I was standing there admiring our newest acquisition — a Weber grill from Hite Hardware. It was nice and shiny and replaces an older one that was blown over and broken in a recent wind storm.
As I was admiring the new shiny toy, it happened. A nut bounced off my head and onto the grill. My son Andrew was in stitches.
It wasn’t that funny!
Where’s my helmet?
It’s not the first time it has happened, and it wasn’t the last … that day.
A bit later, we were testing the grill with hamburgers. Without my helmet, I opted to grill one-handed. One hand on the spatula, and the other covering my noggin. Sure enough, a nut from about 20 feet up fell right onto the back of my covering hand. It stung a bit, but it was better than the one that bounced off my head.
All the while I was grilling, squirrels in the overhead branches were peeling and eating the nuts off the trees, shucking the shells in my direction. The nuts and shells were everywhere, and I had just cleaned the same area.
I always vow to get even, but I know it is a false threat. The dang buck-toothed vermin have more ammo in their arsenal than I do.
Back to the drawing board, with a more urgent need to find that helmet.
*****
Changing topics, one question I hear a lot is what’s going on at the school construction site? Folks, I’m retired, remember?
But curiosity got the better of me, so I called Michelle Sander, GSL business manager. I told her people have asked me, so I called her.
“Why don’t they call me?” she replied. I had no good answer to that.

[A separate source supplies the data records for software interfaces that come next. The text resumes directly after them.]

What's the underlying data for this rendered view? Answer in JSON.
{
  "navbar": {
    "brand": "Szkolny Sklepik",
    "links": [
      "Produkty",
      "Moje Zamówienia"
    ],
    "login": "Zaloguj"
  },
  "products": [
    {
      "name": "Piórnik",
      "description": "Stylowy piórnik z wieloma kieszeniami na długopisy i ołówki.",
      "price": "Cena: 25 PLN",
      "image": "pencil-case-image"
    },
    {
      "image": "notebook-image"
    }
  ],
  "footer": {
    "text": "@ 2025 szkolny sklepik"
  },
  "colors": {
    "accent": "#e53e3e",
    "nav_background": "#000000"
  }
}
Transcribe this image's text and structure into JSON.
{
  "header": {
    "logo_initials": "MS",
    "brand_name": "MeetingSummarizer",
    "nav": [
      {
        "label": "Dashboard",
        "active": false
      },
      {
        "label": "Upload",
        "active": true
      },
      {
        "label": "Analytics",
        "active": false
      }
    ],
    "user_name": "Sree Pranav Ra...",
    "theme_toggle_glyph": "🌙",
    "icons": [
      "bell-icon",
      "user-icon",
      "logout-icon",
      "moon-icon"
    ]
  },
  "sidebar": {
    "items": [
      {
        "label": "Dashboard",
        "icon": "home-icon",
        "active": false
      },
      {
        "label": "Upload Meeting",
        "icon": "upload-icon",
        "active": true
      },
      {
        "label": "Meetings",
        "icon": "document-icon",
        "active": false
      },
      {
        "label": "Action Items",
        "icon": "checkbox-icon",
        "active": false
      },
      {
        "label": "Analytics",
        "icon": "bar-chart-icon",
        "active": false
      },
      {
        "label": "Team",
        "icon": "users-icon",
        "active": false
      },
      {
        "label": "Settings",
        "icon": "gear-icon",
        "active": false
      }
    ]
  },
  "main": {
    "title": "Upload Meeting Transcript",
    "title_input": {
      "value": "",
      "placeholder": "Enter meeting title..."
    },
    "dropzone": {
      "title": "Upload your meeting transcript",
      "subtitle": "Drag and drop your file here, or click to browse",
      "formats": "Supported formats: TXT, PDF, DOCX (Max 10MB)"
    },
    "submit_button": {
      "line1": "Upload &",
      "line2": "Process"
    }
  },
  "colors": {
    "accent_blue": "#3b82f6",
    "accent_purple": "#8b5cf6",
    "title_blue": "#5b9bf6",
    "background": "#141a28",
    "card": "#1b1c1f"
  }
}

In a nutshell, the $25 million to $26 million addition-remodeling project at GSL has been hampered by state permits, or lack of permits, extensive infrastructure work and the rains.
Sander said the state approvals have been running about six weeks behind on all the school projects around the state, and not just GSL’s project. Why? Not enough state personnel to cover them all, Sander said.
Often the GSL project gets partial permits for some of the work, and then halts until the final approval. “It’s frustrating,” she added.
While the public only sees mounds of dirt being moved back and forth, Sander said a lot of infrastructure work is being done, including the replacement of the boilers in both the Lincoln Junior High and high school buildings. The new boilers should be up and running by mid October.
Another issue is connecting the buildings, which have different elevations, she said.
Foundation block laying was supposed to start last week and the pre-cast walls were scheduled to go up this week, but that, too, may be delayed. Sander said when the 165-foot crane is on site, the walls will be going up shortly thereafter.
Asked about staying in the Helen Baker Elementary School longer than this school year, Sander admitted that may happen. “At least we have a place to stay,” she added, because the building has not been sold.
As to the replaced eight-inch sewer line north and east of the high school property needed to address drainage issues, Sander said that has not been completed yet, but all the permits finally have been obtained. Now the area is too wet.
As to the city’s plans to shut off the back flow of water between the city and school holding ponds near Pryor Avenue, Sander said the city’s plan is not helpful.
Nor is the city’s plans to charge the school district hefty water access (WAC) and sewer access (SAC) fees for the project.
WAC/SAC are generally charged for new developments. Apparently, the “spitting war” between the city and school district continues. Last I heard, both sides are dealing with our tax dollars.
Rich Glennie was the editor of The Chronicle for 23 years. He retired Aug. 1, 2014, but still plans to submit an occasional column.